The last of the Tri-Five Chevrolets introduced several changes, including the large tailfins, "twin rocket" hood design, even more chrome, tri-color paint and a choice from no less than seven different V8 engines.[17] While in 1957, Ford outsold Chevrolet for the first time in a great while, years later the used 1957 Chevrolets would sell for hundreds more than their Ford counterparts.[18] As the horsepower race continued, Chevrolet introduced a new version of their small block, with 283 cubic inches of displacement and 245 horsepower. They also introduced a limited number of Rochester fuel injected 283 engines that produced 283 horsepower, the first production engine to achieve 1 horsepower per cubic inch.[19] For all intent and purposes, this made the 1957 Bel Air a "hot rod", right off the production line.[17] It was available with manual transmission only. The base 265cid engine saw an increase from 170 to 185 horsepower as well. While not as popular as the previous year's offering, Chevrolet still managed to sell 1.5 million cars in 1957.[20] Even now, the 1957 Chevrolet Bel Air is one of the most sought after collector cars ever produced.[17]


Although considered classics, the Tri-Five in recent years have been seen as among the most dangerous vehicles to drive, especially in comparison to modern vehicles. In 2009, the Insurance Institute for Highway Safety released a crash-test video between a 1959 Bel Air (though not a Tri-Five model) and a 2009 Chevrolet Malibu in a head-on collision. The Bel Air scored a "Poor" rating in every category and collapsed internally in comparison to the Malibu.[21] In 2017, Car and Driver wrote a piece detailing what would make the Tri-Five unsafe even for its day.[22]

See also[edit]


  1. ^ Jeff Breitenstein (24 June 2004). Ultimate Hot Rod Dictionary: A-Bombs to Zoomies. MotorBooks International. pp. 221–. ISBN 978-0-7603-1823-2. Retrieved 6 November 2012.
  2. ^ Jim Richardson (1 February 1998). Tri-Five Chevy Handbook.
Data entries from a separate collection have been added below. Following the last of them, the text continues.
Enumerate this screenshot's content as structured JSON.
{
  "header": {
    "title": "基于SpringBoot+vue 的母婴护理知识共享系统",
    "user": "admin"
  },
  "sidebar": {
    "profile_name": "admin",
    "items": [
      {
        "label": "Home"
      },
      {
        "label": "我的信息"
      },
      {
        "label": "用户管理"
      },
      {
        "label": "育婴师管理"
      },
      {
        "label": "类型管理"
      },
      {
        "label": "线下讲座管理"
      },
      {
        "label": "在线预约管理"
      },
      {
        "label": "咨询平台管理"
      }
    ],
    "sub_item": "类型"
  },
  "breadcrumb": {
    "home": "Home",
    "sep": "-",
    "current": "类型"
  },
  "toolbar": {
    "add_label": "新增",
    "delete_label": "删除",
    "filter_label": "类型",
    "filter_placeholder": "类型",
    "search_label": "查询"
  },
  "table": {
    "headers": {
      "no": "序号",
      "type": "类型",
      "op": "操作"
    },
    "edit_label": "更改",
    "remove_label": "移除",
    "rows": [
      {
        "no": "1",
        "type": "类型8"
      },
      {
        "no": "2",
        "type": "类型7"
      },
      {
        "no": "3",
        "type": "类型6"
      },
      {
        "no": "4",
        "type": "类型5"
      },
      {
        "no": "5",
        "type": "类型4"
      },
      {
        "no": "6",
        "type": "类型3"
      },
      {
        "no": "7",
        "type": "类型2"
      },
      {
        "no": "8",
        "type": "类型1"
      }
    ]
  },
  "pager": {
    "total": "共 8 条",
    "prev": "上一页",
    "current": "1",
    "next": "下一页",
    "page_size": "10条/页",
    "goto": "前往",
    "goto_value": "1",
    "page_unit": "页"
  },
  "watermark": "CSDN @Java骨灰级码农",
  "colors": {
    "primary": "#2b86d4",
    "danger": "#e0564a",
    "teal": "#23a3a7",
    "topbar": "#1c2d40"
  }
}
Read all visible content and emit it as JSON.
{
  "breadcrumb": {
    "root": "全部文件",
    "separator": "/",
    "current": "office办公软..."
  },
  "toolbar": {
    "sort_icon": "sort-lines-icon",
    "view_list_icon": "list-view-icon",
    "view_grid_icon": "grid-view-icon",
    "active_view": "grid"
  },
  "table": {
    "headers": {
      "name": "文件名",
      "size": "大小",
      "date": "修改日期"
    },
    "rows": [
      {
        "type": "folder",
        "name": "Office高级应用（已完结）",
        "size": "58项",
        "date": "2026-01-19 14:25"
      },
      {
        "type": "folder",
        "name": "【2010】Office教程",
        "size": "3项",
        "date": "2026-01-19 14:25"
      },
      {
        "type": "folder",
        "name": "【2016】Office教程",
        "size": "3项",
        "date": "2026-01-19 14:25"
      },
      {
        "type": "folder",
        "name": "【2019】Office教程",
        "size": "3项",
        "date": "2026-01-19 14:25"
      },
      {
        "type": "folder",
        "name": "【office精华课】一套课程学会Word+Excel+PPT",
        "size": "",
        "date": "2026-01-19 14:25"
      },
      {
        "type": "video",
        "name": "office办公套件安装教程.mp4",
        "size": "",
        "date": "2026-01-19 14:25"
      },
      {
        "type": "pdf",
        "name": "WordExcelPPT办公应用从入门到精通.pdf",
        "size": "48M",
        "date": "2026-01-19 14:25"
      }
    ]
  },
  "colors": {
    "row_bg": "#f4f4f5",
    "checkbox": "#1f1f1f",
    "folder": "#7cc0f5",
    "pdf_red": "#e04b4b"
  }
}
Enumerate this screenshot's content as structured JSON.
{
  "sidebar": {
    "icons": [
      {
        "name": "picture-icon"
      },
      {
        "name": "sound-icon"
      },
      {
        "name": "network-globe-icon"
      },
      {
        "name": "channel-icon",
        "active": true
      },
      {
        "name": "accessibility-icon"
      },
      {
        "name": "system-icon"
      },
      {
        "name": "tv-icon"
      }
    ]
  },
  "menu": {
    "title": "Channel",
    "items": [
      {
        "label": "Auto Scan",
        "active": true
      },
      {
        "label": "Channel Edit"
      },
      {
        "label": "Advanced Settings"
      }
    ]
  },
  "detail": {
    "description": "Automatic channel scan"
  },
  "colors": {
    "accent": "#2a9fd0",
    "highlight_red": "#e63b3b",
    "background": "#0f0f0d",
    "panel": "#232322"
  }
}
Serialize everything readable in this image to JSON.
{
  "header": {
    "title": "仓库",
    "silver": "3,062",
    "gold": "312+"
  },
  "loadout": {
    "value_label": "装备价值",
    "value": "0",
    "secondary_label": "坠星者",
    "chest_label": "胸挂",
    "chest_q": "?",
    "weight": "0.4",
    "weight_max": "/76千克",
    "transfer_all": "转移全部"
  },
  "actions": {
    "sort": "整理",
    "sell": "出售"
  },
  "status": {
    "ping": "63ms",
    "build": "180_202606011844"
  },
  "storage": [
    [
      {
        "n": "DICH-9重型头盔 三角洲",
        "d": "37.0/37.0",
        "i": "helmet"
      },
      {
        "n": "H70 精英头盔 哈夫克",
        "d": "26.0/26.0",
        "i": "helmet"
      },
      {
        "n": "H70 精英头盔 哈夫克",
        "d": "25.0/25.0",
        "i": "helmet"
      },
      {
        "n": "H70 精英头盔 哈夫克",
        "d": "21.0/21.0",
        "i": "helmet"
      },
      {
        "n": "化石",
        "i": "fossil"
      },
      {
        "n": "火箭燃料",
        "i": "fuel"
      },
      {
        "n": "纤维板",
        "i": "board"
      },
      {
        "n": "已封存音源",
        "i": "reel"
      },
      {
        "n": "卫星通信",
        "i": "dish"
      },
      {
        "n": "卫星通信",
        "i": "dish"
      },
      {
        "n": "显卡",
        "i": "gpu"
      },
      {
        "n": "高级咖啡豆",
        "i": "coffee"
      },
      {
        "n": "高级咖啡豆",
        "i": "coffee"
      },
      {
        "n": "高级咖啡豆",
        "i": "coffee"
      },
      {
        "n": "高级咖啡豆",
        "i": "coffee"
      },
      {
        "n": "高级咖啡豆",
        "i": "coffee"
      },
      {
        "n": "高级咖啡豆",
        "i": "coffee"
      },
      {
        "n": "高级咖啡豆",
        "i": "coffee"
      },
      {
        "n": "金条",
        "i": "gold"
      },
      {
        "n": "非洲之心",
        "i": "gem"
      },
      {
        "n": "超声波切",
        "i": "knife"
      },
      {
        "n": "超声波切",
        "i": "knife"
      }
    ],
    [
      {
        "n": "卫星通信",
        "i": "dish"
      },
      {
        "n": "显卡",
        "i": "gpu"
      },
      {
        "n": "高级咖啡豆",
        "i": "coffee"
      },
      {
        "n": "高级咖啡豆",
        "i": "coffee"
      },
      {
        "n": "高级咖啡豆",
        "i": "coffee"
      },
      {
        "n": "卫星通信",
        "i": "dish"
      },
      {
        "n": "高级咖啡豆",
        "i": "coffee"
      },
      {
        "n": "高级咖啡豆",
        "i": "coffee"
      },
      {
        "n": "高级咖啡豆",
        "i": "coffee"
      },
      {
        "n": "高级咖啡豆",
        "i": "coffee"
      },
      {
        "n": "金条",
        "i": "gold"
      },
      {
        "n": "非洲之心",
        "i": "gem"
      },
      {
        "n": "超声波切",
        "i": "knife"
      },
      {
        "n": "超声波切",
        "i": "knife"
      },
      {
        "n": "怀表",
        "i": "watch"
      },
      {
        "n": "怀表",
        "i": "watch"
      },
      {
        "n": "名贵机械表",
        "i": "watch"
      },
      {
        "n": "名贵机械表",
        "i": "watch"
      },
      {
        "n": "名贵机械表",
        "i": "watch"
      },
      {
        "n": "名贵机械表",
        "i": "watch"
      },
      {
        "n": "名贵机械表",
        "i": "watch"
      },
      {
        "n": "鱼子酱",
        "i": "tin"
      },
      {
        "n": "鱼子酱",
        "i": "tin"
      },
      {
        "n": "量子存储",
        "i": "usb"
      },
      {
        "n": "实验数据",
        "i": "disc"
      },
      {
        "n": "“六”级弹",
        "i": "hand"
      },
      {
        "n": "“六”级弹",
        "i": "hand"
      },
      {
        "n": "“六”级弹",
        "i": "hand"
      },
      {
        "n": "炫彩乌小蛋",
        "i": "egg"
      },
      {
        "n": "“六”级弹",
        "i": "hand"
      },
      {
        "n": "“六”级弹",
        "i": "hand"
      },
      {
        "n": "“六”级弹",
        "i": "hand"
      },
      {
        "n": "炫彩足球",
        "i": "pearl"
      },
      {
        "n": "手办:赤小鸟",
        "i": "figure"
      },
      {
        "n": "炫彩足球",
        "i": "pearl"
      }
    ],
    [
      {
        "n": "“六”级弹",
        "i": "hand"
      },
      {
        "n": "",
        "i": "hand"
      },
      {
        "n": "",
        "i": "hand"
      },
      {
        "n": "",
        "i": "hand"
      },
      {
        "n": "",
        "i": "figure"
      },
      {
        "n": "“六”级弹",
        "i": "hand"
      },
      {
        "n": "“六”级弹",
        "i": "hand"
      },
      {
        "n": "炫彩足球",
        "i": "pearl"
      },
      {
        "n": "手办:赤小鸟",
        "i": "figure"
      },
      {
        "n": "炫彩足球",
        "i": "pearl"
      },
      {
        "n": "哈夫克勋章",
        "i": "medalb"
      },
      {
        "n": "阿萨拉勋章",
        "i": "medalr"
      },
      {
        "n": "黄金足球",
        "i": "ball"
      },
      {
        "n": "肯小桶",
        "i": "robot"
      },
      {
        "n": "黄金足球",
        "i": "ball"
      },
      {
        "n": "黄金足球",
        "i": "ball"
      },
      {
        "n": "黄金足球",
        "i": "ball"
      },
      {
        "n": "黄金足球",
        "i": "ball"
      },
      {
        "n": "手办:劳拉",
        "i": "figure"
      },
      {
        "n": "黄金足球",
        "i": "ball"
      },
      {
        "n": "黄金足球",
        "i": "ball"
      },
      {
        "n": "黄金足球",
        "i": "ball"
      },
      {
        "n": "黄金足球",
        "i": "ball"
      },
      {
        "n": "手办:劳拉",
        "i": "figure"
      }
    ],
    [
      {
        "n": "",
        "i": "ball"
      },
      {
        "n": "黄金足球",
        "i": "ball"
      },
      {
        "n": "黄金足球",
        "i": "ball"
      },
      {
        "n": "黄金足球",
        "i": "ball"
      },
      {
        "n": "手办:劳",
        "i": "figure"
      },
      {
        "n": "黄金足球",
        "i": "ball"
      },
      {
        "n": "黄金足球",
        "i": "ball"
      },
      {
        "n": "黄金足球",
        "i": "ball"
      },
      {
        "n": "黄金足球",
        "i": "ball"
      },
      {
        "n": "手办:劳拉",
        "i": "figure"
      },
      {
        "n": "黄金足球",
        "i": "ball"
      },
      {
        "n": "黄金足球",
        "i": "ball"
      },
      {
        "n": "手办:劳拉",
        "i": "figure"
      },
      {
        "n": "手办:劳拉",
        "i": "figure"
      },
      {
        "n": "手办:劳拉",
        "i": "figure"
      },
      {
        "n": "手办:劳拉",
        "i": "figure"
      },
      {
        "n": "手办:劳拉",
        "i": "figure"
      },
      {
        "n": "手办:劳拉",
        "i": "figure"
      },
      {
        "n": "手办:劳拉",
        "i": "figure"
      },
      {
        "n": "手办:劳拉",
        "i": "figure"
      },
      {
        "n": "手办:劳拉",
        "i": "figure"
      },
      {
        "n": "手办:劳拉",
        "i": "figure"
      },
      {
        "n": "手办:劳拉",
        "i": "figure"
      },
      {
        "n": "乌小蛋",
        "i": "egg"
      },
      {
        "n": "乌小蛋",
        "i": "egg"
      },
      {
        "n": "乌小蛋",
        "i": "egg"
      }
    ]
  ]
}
Penguin Group USA. ISBN 978-1-55788-285-1. Retrieved 15 October 2012.
  3. ^ Genat & Newhardt (2008), p. 40.
  4. ^ a b Dennis Adler (1996). p77
  5. ^ "Directory Index: Chevrolet/1957_Chevrolet/1957_Chevrolet_Brochure_1". Retrieved 2011-11-20.
  6. ^ a b c Genat, Robert (2003). Original Chevrolet, 1955, 1956, 1957 - The Restorer's Guide. Motorbooks International. p. 16. ISBN 0-7603-1548-5.
  7. ^ Robert Genat and David Newhardt (2008). p.24
  8. ^ a b Consumer Guide (2007) p.56
  9. ^ a b Robert Genat and David Newhardt (2008). p.22
  10. ^ a b Robert Genat and David Newhardt (2008). p.28
  11. ^ Robert Genat and David Newhardt (2008). p.34
  12. ^ Robert Genat and David Newhardt (2008). p.32
  13. ^ "Sheet 1.00". 1956 Passenger Assembly Instruction Manual. Chevrolet. Retrieved 8 September 2018.
  14. ^ "265 CU. IN. 240 HP". Jalopy Journal. Retrieved 8 September 2018.
  15. ^ "COPO 56 ?, sort of!". Retrieved 8 September 2018.
  16. ^ Robert Genat and David Newhardt (2008). p.33-38
  17. ^ a b c d Dennis Adler (1996). p78
  18. ^ Robert Genat and David Newhardt (2008). p.44
  19. ^ Consumer Guide (2007) p.64
  20. ^ Robert Genat and David Newhardt (2008). p.48-51
  21. ^ Ben Stewart (May 6, 2015). "22 Brutal Crash Tests That Changed The Way Cars Are Built". Popular Mechanics.
  22. ^ John Pearley Huffman (December 5, 2017). "The Many Ways in Which Cars Were Stupendously Unsafe 60 Years Ago". Car and Driver.


External links[edit]